• [YOUR TASK]
Sift the listing for lines that hold the string "icon" and pull them out.

================================

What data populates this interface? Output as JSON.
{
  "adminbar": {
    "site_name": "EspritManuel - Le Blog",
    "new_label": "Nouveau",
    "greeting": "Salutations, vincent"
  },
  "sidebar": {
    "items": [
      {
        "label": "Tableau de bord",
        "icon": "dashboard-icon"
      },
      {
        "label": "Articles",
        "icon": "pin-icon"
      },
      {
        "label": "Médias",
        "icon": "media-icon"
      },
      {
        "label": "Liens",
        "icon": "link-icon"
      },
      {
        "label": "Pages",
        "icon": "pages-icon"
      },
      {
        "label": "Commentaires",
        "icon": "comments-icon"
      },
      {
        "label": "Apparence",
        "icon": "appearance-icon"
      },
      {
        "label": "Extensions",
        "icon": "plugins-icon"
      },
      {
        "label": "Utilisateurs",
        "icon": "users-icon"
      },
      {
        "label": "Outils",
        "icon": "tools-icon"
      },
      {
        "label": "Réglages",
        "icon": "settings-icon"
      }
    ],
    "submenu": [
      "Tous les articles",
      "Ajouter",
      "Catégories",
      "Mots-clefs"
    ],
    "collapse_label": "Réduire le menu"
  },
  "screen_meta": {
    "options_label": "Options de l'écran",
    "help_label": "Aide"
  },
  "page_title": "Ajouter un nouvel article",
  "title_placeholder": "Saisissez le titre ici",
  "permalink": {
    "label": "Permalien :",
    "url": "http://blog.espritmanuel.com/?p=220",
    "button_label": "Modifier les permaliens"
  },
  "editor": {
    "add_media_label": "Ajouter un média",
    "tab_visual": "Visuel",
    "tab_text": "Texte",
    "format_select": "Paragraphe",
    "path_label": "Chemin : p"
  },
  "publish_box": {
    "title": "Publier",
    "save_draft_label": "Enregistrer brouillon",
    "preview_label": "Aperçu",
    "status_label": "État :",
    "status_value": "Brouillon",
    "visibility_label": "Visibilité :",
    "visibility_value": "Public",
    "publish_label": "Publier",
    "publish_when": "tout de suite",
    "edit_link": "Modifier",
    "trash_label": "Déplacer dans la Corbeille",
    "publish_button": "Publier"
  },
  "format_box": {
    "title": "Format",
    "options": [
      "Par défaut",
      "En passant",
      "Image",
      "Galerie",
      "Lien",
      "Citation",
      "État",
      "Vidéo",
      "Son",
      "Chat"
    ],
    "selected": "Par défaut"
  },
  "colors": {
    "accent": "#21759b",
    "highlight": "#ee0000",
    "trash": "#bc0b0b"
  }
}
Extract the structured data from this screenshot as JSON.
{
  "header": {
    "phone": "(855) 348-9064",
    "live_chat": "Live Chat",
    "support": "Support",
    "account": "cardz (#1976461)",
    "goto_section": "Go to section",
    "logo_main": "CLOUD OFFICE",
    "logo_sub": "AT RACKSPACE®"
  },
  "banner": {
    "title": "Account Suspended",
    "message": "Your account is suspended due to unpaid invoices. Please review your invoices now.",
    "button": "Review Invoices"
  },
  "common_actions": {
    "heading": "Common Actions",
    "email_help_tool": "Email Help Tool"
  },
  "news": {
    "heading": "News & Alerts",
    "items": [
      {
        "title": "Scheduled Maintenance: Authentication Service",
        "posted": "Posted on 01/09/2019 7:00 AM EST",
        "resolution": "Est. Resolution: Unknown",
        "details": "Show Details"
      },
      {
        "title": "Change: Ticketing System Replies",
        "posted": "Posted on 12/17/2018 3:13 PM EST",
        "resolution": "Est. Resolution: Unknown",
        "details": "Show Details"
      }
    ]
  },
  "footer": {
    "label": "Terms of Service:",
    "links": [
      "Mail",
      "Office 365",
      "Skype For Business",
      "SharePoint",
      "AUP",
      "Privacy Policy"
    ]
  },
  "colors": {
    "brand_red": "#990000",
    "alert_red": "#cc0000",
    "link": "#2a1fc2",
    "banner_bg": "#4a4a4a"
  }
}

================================

• [EXPECTED OUTPUT]
        "icon": "dashboard-icon"
        "icon": "pin-icon"
        "icon": "media-icon"
        "icon": "link-icon"
        "icon": "pages-icon"
        "icon": "comments-icon"
        "icon": "appearance-icon"
        "icon": "plugins-icon"
        "icon": "users-icon"
        "icon": "tools-icon"
        "icon": "settings-icon"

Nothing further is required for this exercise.